With more than 32k option traders in our program now, I can tell you honestly that I've seen just as many 7-figure IRA accounts as I have 7-figure margin accounts in the last eight years. Many new traders think that trading options in an IRA account limit your ability to make money and generate income. They hear stories about all the "restrictions" brokers place on new accounts that prevent you from making high probability trades and quit before actually learning how to work within the system.
But does trading in an IRA account vs. a traditional margin make or break successful traders? Given all of the favorable tax advantages that an IRA account has, it'd be rash to write them off as you start or continue your career trading options. Yet, that's what most traders do. They blindly assume that margin accounts offer the best opportunity to make money. And although brokers restrict certain activities by law, the reality is that using your IRA account for options trading can be incredibly beneficial.
Key Points from Today's Show:
- The ability to trade in your IRA is really great and gives you a lot of leverage in the future to grow your account — do trade a little bit differently than regular margin accounts.
- IRA accounts are tax deferred for capital gains and dividends, but have restrictions on how much money you can make and how much you can put into your IRA account.
- Everything that you can do in a margin account, you can do as a risk-defined counterpart in an IRA account — convert strategies into their risk-defined counterparts so that they are permitted.
- You cannot borrow or trade on margin with your IRA account, however you can do these trades on a cash-secured bases in some cases.
- When trading in an IRA account, everything has to be risk-defined or cash secured, so you can go above that limit if needed, compensating for the fact that you can't do any naked strategies.
- One of the major restrictions in an IRA account is that you cannot short sell stock, but can trade ETFs that are double or ultra-short other securities — can have short exposure through these inverse ETs.
- When selling naked options you need to ensure that they are secured by cash or underlying stock and equity — the higher the stock price, the more cash required.
- You have the ability to open up multiple IRAs for yourself and your family — may be intricate to manage, but the benefits outweigh alternative investments.
TOP 7 IRA Account Tips:

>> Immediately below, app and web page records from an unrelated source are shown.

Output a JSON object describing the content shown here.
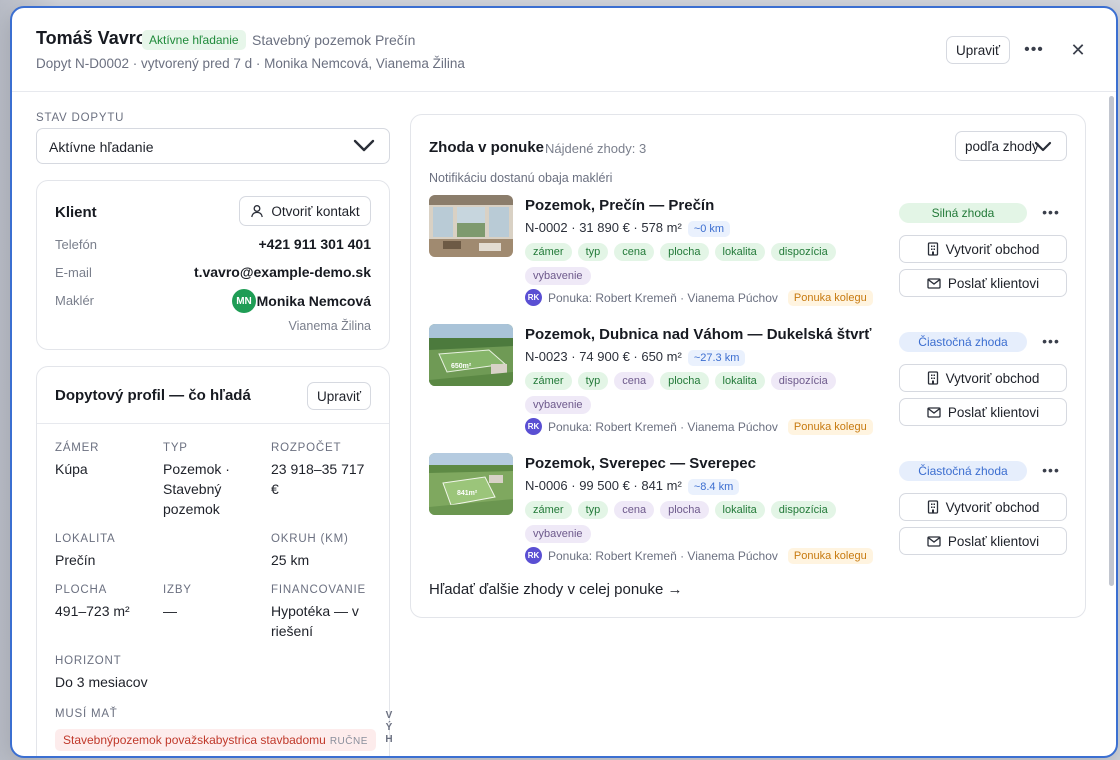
{
  "header": {
    "name": "Tomáš Vavro",
    "status_badge": "Aktívne hľadanie",
    "topic": "Stavebný pozemok Prečín",
    "subtitle": "Dopyt N-D0002 · vytvorený pred 7 d · Monika Nemcová, Vianema Žilina",
    "edit_label": "Upraviť",
    "more_icon": "more-horizontal-icon",
    "close_icon": "close-icon"
  },
  "status_section": {
    "label": "STAV DOPYTU",
    "value": "Aktívne hľadanie"
  },
  "client": {
    "title": "Klient",
    "open_contact_label": "Otvoriť kontakt",
    "phone_label": "Telefón",
    "phone": "+421 911 301 401",
    "email_label": "E-mail",
    "email": "t.vavro@example-demo.sk",
    "broker_label": "Maklér",
    "broker_initials": "MN",
    "broker_name": "Monika Nemcová",
    "broker_agency": "Vianema Žilina"
  },
  "profile": {
    "title": "Dopytový profil — čo hľadá",
    "edit_label": "Upraviť",
    "fields": {
      "zamer_label": "ZÁMER",
      "zamer": "Kúpa",
      "typ_label": "TYP",
      "typ_1": "Pozemok ·",
      "typ_2": "Stavebný",
      "typ_3": "pozemok",
      "rozpocet_label": "ROZPOČET",
      "rozpocet_1": "23 918–35 717",
      "rozpocet_2": "€",
      "lokalita_label": "LOKALITA",
      "lokalita": "Prečín",
      "okruh_label": "OKRUH (KM)",
      "okruh": "25 km",
      "plocha_label": "PLOCHA",
      "plocha": "491–723 m²",
      "izby_label": "IZBY",
      "izby": "—",
      "financovanie_label": "FINANCOVANIE",
      "financovanie_1": "Hypotéka — v",
      "financovanie_2": "riešení",
      "horizont_label": "HORIZONT",
      "horizont": "Do 3 mesiacov",
      "musi_label": "MUSÍ MAŤ",
      "musi_tag": "Stavebnýpozemok považskabystrica stavbadomu",
      "musi_manual": "RUČNE"
    },
    "side_letters": [
      "V",
      "Ý",
      "H"
    ]
  },
  "matches": {
    "title": "Zhoda v ponuke",
    "count": "Nájdené zhody: 3",
    "sort_label": "podľa zhody",
    "note": "Notifikáciu dostanú obaja makléri",
    "create_label": "Vytvoriť obchod",
    "send_label": "Poslať klientovi",
    "more_link": "Hľadať ďalšie zhody v celej ponuke →",
    "items": [
      {
        "title": "Pozemok, Prečín — Prečín",
        "meta": "N-0002 · 31 890 € · 578 m²",
        "distance": "~0 km",
        "status": "Silná zhoda",
        "chips": [
          "zámer",
          "typ",
          "cena",
          "plocha",
          "lokalita",
          "dispozícia",
          "vybavenie"
        ],
        "offer": "Ponuka: Robert Kremeň · Vianema Púchov",
        "offer_initials": "RK",
        "colleague": "Ponuka kolegu"
      },
      {
        "title": "Pozemok, Dubnica nad Váhom — Dukelská štvrť",
        "meta": "N-0023 · 74 900 € · 650 m²",
        "distance": "~27.3 km",
        "status": "Čiastočná zhoda",
        "chips": [
          "zámer",
          "typ",
          "cena",
          "plocha",
          "lokalita",
          "dispozícia",
          "vybavenie"
        ],
        "offer": "Ponuka: Robert Kremeň · Vianema Púchov",
        "offer_initials": "RK",
        "colleague": "Ponuka kolegu",
        "thumb_text": "650m²"
      },
      {
        "title": "Pozemok, Sverepec — Sverepec",
        "meta": "N-0006 · 99 500 € · 841 m²",
        "distance": "~8.4 km",
        "status": "Čiastočná zhoda",
        "chips": [
          "zámer",
          "typ",
          "cena",
          "plocha",
          "lokalita",
          "dispozícia",
          "vybavenie"
        ],
        "offer": "Ponuka: Robert Kremeň · Vianema Púchov",
        "offer_initials": "RK",
        "colleague": "Ponuka kolegu",
        "thumb_text": "841m²"
      }
    ]
  }
}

1. Leverage your IRA accounts as much as possible
- Contribute as much money as possible every single year, funding it in chunks and intervals throughout your life.
2. Be aware of your specific broker restrictions
- Some brokers have hard restrictions of what you can and cannot trade in your IRA account, which prevents a lot of short sales, use of margin, naked puts and calls, etcetera.
- For example, Etrade and optionsXpress, or Fidelity do not allow you to trade futures in your IRA account. Interactive Brokers and TD Ameritrade have limited ability to trade futures and options. optionsXpress does not allow calendar spreads on cash-settled indexes. Schwab does not allow any options spreads at all. Think or Swim have different approval levels and level processes that you have to go through to get approval to trade different strategies [Episode 48].
3. Use a little more capital with your IRA accounts
- Should allocate up to 50-60% of equity in your account in trading, if possible, and leave 40-50% in cash, in case the market goes crazy and margin expands.
- 25-30% of your account held in cash at all times is a good starting point for where you should be — can trade more with an IRA account.
- For example, if you were to trade a naked strangle or straddle in a margin account, you would take in a higher premium and hold more of your money in cash/margin to cover that trade. In an IRA account you can convert a strangle or straddle into an iron butterfly or iron condor, making it risk-defined allowing you to trade some more contracts.
4. Trade Inverse ETFs when you can't short stock
- Want to be careful that you understand how they work and how they are priced — there is a bit of negative drag that happens with ETFS [Episode 27: Negative Drag].
- For example, TBT is an inverse bond ETF, so when bond prices go down, TBT prices go up.
5. Can sell naked options, as long as they're cash secured
- A covered call [Episode 53] — demonstrates how you can beat the market just doing covered calls, and you can do those in your IRA account as long as it is secured by the underlying shares that you own.
- Can also do a naked put option without any shares at all, as long as you're securing that put option in cash. Meaning, if you sell a naked put option for a stock at a $15 strike, that assumes that you're going to be able to buy that stock, 100 shares at $15. So you've got to have $1,500 in cash to secure that position.
6. Open multiple IRAs
- Open spousal IRA, business IRA/SEP-IRA, an IRA for your children, and get options trading approval levels for all of those.
7. Convert all strategies into their risk-defined counterpart
- Can take a strangle and convert it into an iron condor, can take a straddle and convert it into an iron butterfly, can take a short naked call/put and convert it into a credit spread.